People of all generations hunger for friendship and genuine human encounter because we are made for community. Our digital world enables us to be more connected than ever before, but sadly it can also be a place of manipulation, exploitation and violence. This too calls us to active citizenship because, at their heart, these problems are not technological, but rather moral. We can choose how we behave online, and we can collectively shape the online world, building a more just and loving online neighbourhood.

For example, as more and more essential services such as banking move online, we need to act together as a community to ensure digital inclusion so that our neighbours are not left by the side of the digital highway. It is also becoming increasingly clear that digital platforms require wise governance and that international cooperation is required to achieve this. The common good requires intervention rather than leaving digital platforms to govern themselves.

In this Social Justice Statement, the Australian Bishops invite you to reflect on how the internet has changed the way we communicate, work, learn, and do business – and how we can contribute towards a more just and loving digital world. We are called to ‘make real’ the love of God in the lives of our neighbours – both offline and on.  


Most Rev. Terence J Brady DD

Delegate for Social Justice

Bishops Commission for Social Justice – Mission and Service

Making it Real Genuine Human Encounter in Our Digital World Social Justice Statement 2019-20


Did You Know?

*every day, over one million people worldwide are coming online for the first time

*the world’s average internet user spends over six and a half hours online each day

*the top three websites visited are Google, YouTube and Facebook

*on average, social media users spend over two hours on social media platforms each day

*Facebook has 2.3 billion active user accounts; YouTube, 1.9 billion; WhatsApp, 1.5 billion; Instagram, 1 billion

*five billion people use mobile phones[i]

[i] We Are Social & Hootsuite, Digital 2019: Global internet use accelerates, accessed May 1, 2019b, https://wearesocial.com/au/blog/2019/01/digital-2019-global-internet-use-accelerates, 2, 5, 7, 9–10.

As a Catholic Community, we ask that you discuss this statement with your daughter in the light of digital usage worldwide, including that of developing nations, the aspect of Catholic Social Teaching pertaining to how we treat people in the digital world and the need to maintain relationships and the presence of individuals that is genuine amongst the busyness that our devices have led us to.



On the last day of last term, we launched our re-established connection with St Vincent de Paul on our Staff Development Day.  Staff were involved in the donation and wrapping of gifs as well  as the preparation of food packs for those people living on the street.
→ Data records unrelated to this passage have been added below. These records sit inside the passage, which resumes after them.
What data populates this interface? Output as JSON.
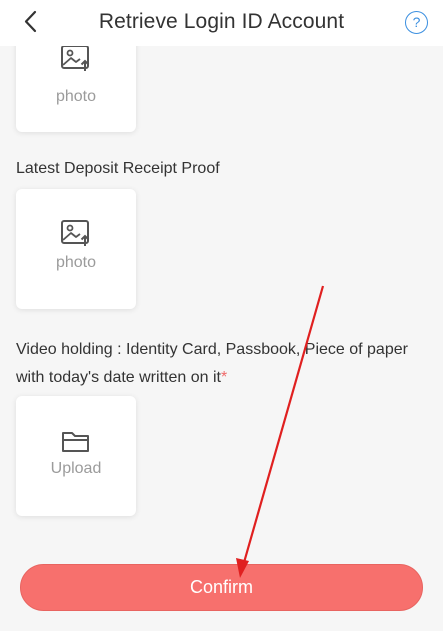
{
  "header": {
    "back_icon": "chevron-left-icon",
    "title": "Retrieve Login ID Account",
    "help_icon": "question-circle-icon",
    "help_glyph": "?"
  },
  "uploads": [
    {
      "icon": "image-upload-icon",
      "label": "photo"
    },
    {
      "icon": "image-upload-icon",
      "label": "photo"
    },
    {
      "icon": "folder-icon",
      "label": "Upload"
    }
  ],
  "sections": {
    "deposit_label": "Latest Deposit Receipt Proof",
    "video_label": "Video holding : Identity Card, Passbook, Piece of paper with today's date written on it",
    "required_mark": "*"
  },
  "confirm": {
    "label": "Confirm"
  },
  "colors": {
    "accent": "#f7706d",
    "help": "#3b8fe0",
    "required": "#f06a6a",
    "annotation": "#e02020"
  }
}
In the last week of last term, Year 8 and 9 busily made refuel packs of snacks which have also been donated. Last Tuesday we further offered students an opportunity to be of service by making sandwiches for St Vincent de Paul to take out on to the streets as part of their usual Night Patrol Service. All students have the opportunity on one afternoon per month to give either a lunchtime or one hour after school to help create packs or make sandwiches as part of the commitment Bethany has made to be on a regular roster. We were overwhelmed with staff and students giving of their time and we thank them for this. Our next opportunity is Tuesday November 19. Between now and then, we are asking for donations of new items of mens and womens underpants and socks. If each family were to donate just one of these items, it would provide many people with basic clothing that makes people who are living rough, feel better about themselves. Next time that you go shopping, it would be appreciated if you could please purchase either some socks or underpants and ask your daughter to place this in the donation bin near student services. This is one small way that we can make a big difference. Please encourage your daughter to give of her time for the sake of others.



Congratulations to our new student leaders for 2020. This team of 20 students plus transport monitors have already had a day of planning their vision of student leadership for Bethany for the year ahead. The girls have big plans to create the best opportunities for student voice in the school, with a real focus on social justice. I look forward to working in partnership with this team of students.






Robyn Rodwell

College Principal